Stored items from a collection
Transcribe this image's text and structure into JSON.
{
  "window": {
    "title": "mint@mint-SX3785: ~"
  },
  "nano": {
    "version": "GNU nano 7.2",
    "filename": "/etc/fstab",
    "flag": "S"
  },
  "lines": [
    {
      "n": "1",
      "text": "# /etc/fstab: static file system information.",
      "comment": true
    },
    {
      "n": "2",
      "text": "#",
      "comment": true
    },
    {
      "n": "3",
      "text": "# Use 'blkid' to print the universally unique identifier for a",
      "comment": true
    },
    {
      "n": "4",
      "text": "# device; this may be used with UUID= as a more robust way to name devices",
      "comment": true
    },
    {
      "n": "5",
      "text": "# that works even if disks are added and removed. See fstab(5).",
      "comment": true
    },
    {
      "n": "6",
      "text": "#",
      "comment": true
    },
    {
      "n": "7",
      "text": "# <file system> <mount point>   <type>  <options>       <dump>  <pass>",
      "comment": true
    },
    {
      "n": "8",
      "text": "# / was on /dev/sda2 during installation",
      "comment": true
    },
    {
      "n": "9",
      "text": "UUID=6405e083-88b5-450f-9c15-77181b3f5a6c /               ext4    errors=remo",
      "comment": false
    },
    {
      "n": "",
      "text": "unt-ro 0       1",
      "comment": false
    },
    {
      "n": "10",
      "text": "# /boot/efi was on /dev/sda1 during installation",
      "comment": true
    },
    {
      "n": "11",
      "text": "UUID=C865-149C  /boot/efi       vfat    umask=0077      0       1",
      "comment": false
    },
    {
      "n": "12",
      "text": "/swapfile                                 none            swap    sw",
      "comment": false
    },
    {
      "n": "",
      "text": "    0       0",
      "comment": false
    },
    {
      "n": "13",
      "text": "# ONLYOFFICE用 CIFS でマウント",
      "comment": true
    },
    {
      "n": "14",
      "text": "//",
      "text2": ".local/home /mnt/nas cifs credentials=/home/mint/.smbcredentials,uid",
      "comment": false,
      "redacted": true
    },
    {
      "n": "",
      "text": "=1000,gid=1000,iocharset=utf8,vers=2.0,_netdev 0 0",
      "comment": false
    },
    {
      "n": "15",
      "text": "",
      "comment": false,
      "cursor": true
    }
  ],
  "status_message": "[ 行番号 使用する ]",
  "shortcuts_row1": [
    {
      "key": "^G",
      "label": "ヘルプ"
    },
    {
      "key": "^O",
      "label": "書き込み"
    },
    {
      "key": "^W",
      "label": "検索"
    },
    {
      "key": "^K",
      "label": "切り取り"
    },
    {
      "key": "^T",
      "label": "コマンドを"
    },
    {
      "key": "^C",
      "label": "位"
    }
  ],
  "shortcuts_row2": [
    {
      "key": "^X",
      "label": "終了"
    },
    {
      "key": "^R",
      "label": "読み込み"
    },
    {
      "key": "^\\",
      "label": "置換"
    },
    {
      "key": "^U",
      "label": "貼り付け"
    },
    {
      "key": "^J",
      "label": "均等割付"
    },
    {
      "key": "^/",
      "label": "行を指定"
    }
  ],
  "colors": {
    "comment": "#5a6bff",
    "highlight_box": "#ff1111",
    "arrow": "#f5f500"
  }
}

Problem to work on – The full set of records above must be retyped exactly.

Solution to the exercise –
Transcribe this image's text and structure into JSON.
{
  "window": {
    "title": "mint@mint-SX3785: ~"
  },
  "nano": {
    "version": "GNU nano 7.2",
    "filename": "/etc/fstab",
    "flag": "S"
  },
  "lines": [
    {
      "n": "1",
      "text": "# /etc/fstab: static file system information.",
      "comment": true
    },
    {
      "n": "2",
      "text": "#",
      "comment": true
    },
    {
      "n": "3",
      "text": "# Use 'blkid' to print the universally unique identifier for a",
      "comment": true
    },
    {
      "n": "4",
      "text": "# device; this may be used with UUID= as a more robust way to name devices",
      "comment": true
    },
    {
      "n": "5",
      "text": "# that works even if disks are added and removed. See fstab(5).",
      "comment": true
    },
    {
      "n": "6",
      "text": "#",
      "comment": true
    },
    {
      "n": "7",
      "text": "# <file system> <mount point>   <type>  <options>       <dump>  <pass>",
      "comment": true
    },
    {
      "n": "8",
      "text": "# / was on /dev/sda2 during installation",
      "comment": true
    },
    {
      "n": "9",
      "text": "UUID=6405e083-88b5-450f-9c15-77181b3f5a6c /               ext4    errors=remo",
      "comment": false
    },
    {
      "n": "",
      "text": "unt-ro 0       1",
      "comment": false
    },
    {
      "n": "10",
      "text": "# /boot/efi was on /dev/sda1 during installation",
      "comment": true
    },
    {
      "n": "11",
      "text": "UUID=C865-149C  /boot/efi       vfat    umask=0077      0       1",
      "comment": false
    },
    {
      "n": "12",
      "text": "/swapfile                                 none            swap    sw",
      "comment": false
    },
    {
      "n": "",
      "text": "    0       0",
      "comment": false
    },
    {
      "n": "13",
      "text": "# ONLYOFFICE用 CIFS でマウント",
      "comment": true
    },
    {
      "n": "14",
      "text": "//",
      "text2": ".local/home /mnt/nas cifs credentials=/home/mint/.smbcredentials,uid",
      "comment": false,
      "redacted": true
    },
    {
      "n": "",
      "text": "=1000,gid=1000,iocharset=utf8,vers=2.0,_netdev 0 0",
      "comment": false
    },
    {
      "n": "15",
      "text": "",
      "comment": false,
      "cursor": true
    }
  ],
  "status_message": "[ 行番号 使用する ]",
  "shortcuts_row1": [
    {
      "key": "^G",
      "label": "ヘルプ"
    },
    {
      "key": "^O",
      "label": "書き込み"
    },
    {
      "key": "^W",
      "label": "検索"
    },
    {
      "key": "^K",
      "label": "切り取り"
    },
    {
      "key": "^T",
      "label": "コマンドを"
    },
    {
      "key": "^C",
      "label": "位"
    }
  ],
  "shortcuts_row2": [
    {
      "key": "^X",
      "label": "終了"
    },
    {
      "key": "^R",
      "label": "読み込み"
    },
    {
      "key": "^\\",
      "label": "置換"
    },
    {
      "key": "^U",
      "label": "貼り付け"
    },
    {
      "key": "^J",
      "label": "均等割付"
    },
    {
      "key": "^/",
      "label": "行を指定"
    }
  ],
  "colors": {
    "comment": "#5a6bff",
    "highlight_box": "#ff1111",
    "arrow": "#f5f500"
  }
}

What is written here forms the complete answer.